Stored items from a collection
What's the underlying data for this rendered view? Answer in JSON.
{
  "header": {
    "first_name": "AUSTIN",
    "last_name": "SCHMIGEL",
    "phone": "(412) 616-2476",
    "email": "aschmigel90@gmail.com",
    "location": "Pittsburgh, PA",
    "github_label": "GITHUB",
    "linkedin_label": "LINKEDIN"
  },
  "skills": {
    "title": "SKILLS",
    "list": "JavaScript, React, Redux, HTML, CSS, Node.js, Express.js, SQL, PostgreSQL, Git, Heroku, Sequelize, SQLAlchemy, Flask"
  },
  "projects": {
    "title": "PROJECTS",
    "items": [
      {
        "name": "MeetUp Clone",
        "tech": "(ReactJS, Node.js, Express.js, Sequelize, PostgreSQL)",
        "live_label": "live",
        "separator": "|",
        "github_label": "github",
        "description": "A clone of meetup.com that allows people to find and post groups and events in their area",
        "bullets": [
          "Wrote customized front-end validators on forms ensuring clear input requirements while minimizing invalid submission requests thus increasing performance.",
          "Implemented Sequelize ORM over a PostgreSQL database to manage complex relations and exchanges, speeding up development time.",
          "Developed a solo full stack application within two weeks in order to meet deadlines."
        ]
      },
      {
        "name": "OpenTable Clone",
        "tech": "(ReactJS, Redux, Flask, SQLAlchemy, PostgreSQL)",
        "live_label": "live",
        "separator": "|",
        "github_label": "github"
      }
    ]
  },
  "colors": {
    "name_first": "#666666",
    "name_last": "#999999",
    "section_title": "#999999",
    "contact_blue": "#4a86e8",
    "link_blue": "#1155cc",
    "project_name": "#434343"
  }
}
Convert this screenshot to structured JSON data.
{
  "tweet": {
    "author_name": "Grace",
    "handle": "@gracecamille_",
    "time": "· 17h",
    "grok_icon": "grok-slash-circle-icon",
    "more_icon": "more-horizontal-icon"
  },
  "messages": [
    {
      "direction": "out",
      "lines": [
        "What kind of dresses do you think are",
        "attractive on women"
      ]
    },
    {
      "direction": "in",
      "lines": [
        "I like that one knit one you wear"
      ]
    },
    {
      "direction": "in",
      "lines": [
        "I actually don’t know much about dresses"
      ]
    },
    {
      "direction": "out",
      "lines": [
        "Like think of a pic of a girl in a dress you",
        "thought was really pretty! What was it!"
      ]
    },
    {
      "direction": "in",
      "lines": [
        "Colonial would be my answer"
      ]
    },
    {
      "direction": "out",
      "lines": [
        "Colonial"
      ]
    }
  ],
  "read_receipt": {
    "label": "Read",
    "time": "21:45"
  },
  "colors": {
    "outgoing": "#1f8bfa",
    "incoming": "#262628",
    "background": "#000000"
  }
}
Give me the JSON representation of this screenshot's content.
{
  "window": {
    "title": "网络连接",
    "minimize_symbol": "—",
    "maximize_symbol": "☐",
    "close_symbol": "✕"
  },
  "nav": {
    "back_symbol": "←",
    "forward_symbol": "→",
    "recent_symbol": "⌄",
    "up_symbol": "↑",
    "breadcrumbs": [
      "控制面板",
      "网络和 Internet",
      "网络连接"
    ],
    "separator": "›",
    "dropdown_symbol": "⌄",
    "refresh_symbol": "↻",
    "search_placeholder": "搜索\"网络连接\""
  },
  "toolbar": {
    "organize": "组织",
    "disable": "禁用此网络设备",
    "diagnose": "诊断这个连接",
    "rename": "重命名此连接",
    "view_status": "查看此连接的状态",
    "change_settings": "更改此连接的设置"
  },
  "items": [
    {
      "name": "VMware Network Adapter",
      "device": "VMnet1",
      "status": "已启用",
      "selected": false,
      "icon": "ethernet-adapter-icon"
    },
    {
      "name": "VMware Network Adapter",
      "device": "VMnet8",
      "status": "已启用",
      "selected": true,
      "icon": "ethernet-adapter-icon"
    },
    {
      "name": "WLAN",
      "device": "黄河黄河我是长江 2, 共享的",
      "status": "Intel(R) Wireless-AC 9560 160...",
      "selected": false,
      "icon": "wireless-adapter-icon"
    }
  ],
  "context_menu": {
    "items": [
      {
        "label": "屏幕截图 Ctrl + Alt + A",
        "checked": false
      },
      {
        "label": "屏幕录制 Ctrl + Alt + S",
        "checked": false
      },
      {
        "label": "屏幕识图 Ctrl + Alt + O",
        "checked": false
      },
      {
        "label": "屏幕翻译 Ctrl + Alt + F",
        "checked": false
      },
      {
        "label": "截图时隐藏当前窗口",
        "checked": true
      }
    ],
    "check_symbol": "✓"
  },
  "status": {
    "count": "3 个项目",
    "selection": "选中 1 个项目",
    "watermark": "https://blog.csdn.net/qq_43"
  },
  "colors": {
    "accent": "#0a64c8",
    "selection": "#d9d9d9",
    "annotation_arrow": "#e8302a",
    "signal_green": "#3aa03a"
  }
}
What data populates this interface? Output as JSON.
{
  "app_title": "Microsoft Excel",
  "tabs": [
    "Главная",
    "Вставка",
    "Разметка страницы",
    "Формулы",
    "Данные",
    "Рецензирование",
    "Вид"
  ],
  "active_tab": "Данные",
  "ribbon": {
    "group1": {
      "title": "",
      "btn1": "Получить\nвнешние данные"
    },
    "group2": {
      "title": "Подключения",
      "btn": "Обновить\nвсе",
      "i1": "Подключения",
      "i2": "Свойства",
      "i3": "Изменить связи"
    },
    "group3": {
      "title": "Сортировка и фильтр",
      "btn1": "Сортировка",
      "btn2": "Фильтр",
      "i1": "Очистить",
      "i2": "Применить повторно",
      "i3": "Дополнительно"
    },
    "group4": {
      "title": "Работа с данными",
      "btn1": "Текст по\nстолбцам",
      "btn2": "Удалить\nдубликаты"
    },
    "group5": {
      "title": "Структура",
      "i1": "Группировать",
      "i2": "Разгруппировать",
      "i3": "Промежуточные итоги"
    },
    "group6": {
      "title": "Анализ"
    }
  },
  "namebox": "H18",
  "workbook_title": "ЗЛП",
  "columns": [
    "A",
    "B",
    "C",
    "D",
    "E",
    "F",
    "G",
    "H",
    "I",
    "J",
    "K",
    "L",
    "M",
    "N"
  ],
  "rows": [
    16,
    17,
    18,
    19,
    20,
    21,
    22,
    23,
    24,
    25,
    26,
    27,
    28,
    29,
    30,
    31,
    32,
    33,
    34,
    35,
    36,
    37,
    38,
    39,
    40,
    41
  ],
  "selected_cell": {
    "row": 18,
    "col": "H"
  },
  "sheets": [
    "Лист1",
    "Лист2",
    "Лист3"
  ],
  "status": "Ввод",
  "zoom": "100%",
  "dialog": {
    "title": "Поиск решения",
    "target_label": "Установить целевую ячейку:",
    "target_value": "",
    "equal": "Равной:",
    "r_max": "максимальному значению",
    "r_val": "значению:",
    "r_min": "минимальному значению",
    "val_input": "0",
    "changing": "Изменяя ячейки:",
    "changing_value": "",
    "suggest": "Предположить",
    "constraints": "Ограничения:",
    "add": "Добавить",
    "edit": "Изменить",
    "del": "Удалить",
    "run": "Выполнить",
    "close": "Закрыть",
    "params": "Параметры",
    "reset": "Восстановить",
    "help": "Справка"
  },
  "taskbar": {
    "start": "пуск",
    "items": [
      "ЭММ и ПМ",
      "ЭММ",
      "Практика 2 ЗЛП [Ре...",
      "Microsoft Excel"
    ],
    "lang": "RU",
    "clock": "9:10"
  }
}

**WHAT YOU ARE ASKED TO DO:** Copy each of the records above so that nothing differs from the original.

**EXERCISE RESULT:**
What's the underlying data for this rendered view? Answer in JSON.
{
  "header": {
    "first_name": "AUSTIN",
    "last_name": "SCHMIGEL",
    "phone": "(412) 616-2476",
    "email": "aschmigel90@gmail.com",
    "location": "Pittsburgh, PA",
    "github_label": "GITHUB",
    "linkedin_label": "LINKEDIN"
  },
  "skills": {
    "title": "SKILLS",
    "list": "JavaScript, React, Redux, HTML, CSS, Node.js, Express.js, SQL, PostgreSQL, Git, Heroku, Sequelize, SQLAlchemy, Flask"
  },
  "projects": {
    "title": "PROJECTS",
    "items": [
      {
        "name": "MeetUp Clone",
        "tech": "(ReactJS, Node.js, Express.js, Sequelize, PostgreSQL)",
        "live_label": "live",
        "separator": "|",
        "github_label": "github",
        "description": "A clone of meetup.com that allows people to find and post groups and events in their area",
        "bullets": [
          "Wrote customized front-end validators on forms ensuring clear input requirements while minimizing invalid submission requests thus increasing performance.",
          "Implemented Sequelize ORM over a PostgreSQL database to manage complex relations and exchanges, speeding up development time.",
          "Developed a solo full stack application within two weeks in order to meet deadlines."
        ]
      },
      {
        "name": "OpenTable Clone",
        "tech": "(ReactJS, Redux, Flask, SQLAlchemy, PostgreSQL)",
        "live_label": "live",
        "separator": "|",
        "github_label": "github"
      }
    ]
  },
  "colors": {
    "name_first": "#666666",
    "name_last": "#999999",
    "section_title": "#999999",
    "contact_blue": "#4a86e8",
    "link_blue": "#1155cc",
    "project_name": "#434343"
  }
}
Convert this screenshot to structured JSON data.
{
  "tweet": {
    "author_name": "Grace",
    "handle": "@gracecamille_",
    "time": "· 17h",
    "grok_icon": "grok-slash-circle-icon",
    "more_icon": "more-horizontal-icon"
  },
  "messages": [
    {
      "direction": "out",
      "lines": [
        "What kind of dresses do you think are",
        "attractive on women"
      ]
    },
    {
      "direction": "in",
      "lines": [
        "I like that one knit one you wear"
      ]
    },
    {
      "direction": "in",
      "lines": [
        "I actually don’t know much about dresses"
      ]
    },
    {
      "direction": "out",
      "lines": [
        "Like think of a pic of a girl in a dress you",
        "thought was really pretty! What was it!"
      ]
    },
    {
      "direction": "in",
      "lines": [
        "Colonial would be my answer"
      ]
    },
    {
      "direction": "out",
      "lines": [
        "Colonial"
      ]
    }
  ],
  "read_receipt": {
    "label": "Read",
    "time": "21:45"
  },
  "colors": {
    "outgoing": "#1f8bfa",
    "incoming": "#262628",
    "background": "#000000"
  }
}
Give me the JSON representation of this screenshot's content.
{
  "window": {
    "title": "网络连接",
    "minimize_symbol": "—",
    "maximize_symbol": "☐",
    "close_symbol": "✕"
  },
  "nav": {
    "back_symbol": "←",
    "forward_symbol": "→",
    "recent_symbol": "⌄",
    "up_symbol": "↑",
    "breadcrumbs": [
      "控制面板",
      "网络和 Internet",
      "网络连接"
    ],
    "separator": "›",
    "dropdown_symbol": "⌄",
    "refresh_symbol": "↻",
    "search_placeholder": "搜索\"网络连接\""
  },
  "toolbar": {
    "organize": "组织",
    "disable": "禁用此网络设备",
    "diagnose": "诊断这个连接",
    "rename": "重命名此连接",
    "view_status": "查看此连接的状态",
    "change_settings": "更改此连接的设置"
  },
  "items": [
    {
      "name": "VMware Network Adapter",
      "device": "VMnet1",
      "status": "已启用",
      "selected": false,
      "icon": "ethernet-adapter-icon"
    },
    {
      "name": "VMware Network Adapter",
      "device": "VMnet8",
      "status": "已启用",
      "selected": true,
      "icon": "ethernet-adapter-icon"
    },
    {
      "name": "WLAN",
      "device": "黄河黄河我是长江 2, 共享的",
      "status": "Intel(R) Wireless-AC 9560 160...",
      "selected": false,
      "icon": "wireless-adapter-icon"
    }
  ],
  "context_menu": {
    "items": [
      {
        "label": "屏幕截图 Ctrl + Alt + A",
        "checked": false
      },
      {
        "label": "屏幕录制 Ctrl + Alt + S",
        "checked": false
      },
      {
        "label": "屏幕识图 Ctrl + Alt + O",
        "checked": false
      },
      {
        "label": "屏幕翻译 Ctrl + Alt + F",
        "checked": false
      },
      {
        "label": "截图时隐藏当前窗口",
        "checked": true
      }
    ],
    "check_symbol": "✓"
  },
  "status": {
    "count": "3 个项目",
    "selection": "选中 1 个项目",
    "watermark": "https://blog.csdn.net/qq_43"
  },
  "colors": {
    "accent": "#0a64c8",
    "selection": "#d9d9d9",
    "annotation_arrow": "#e8302a",
    "signal_green": "#3aa03a"
  }
}
What data populates this interface? Output as JSON.
{
  "app_title": "Microsoft Excel",
  "tabs": [
    "Главная",
    "Вставка",
    "Разметка страницы",
    "Формулы",
    "Данные",
    "Рецензирование",
    "Вид"
  ],
  "active_tab": "Данные",
  "ribbon": {
    "group1": {
      "title": "",
      "btn1": "Получить\nвнешние данные"
    },
    "group2": {
      "title": "Подключения",
      "btn": "Обновить\nвсе",
      "i1": "Подключения",
      "i2": "Свойства",
      "i3": "Изменить связи"
    },
    "group3": {
      "title": "Сортировка и фильтр",
      "btn1": "Сортировка",
      "btn2": "Фильтр",
      "i1": "Очистить",
      "i2": "Применить повторно",
      "i3": "Дополнительно"
    },
    "group4": {
      "title": "Работа с данными",
      "btn1": "Текст по\nстолбцам",
      "btn2": "Удалить\nдубликаты"
    },
    "group5": {
      "title": "Структура",
      "i1": "Группировать",
      "i2": "Разгруппировать",
      "i3": "Промежуточные итоги"
    },
    "group6": {
      "title": "Анализ"
    }
  },
  "namebox": "H18",
  "workbook_title": "ЗЛП",
  "columns": [
    "A",
    "B",
    "C",
    "D",
    "E",
    "F",
    "G",
    "H",
    "I",
    "J",
    "K",
    "L",
    "M",
    "N"
  ],
  "rows": [
    16,
    17,
    18,
    19,
    20,
    21,
    22,
    23,
    24,
    25,
    26,
    27,
    28,
    29,
    30,
    31,
    32,
    33,
    34,
    35,
    36,
    37,
    38,
    39,
    40,
    41
  ],
  "selected_cell": {
    "row": 18,
    "col": "H"
  },
  "sheets": [
    "Лист1",
    "Лист2",
    "Лист3"
  ],
  "status": "Ввод",
  "zoom": "100%",
  "dialog": {
    "title": "Поиск решения",
    "target_label": "Установить целевую ячейку:",
    "target_value": "",
    "equal": "Равной:",
    "r_max": "максимальному значению",
    "r_val": "значению:",
    "r_min": "минимальному значению",
    "val_input": "0",
    "changing": "Изменяя ячейки:",
    "changing_value": "",
    "suggest": "Предположить",
    "constraints": "Ограничения:",
    "add": "Добавить",
    "edit": "Изменить",
    "del": "Удалить",
    "run": "Выполнить",
    "close": "Закрыть",
    "params": "Параметры",
    "reset": "Восстановить",
    "help": "Справка"
  },
  "taskbar": {
    "start": "пуск",
    "items": [
      "ЭММ и ПМ",
      "ЭММ",
      "Практика 2 ЗЛП [Ре...",
      "Microsoft Excel"
    ],
    "lang": "RU",
    "clock": "9:10"
  }
}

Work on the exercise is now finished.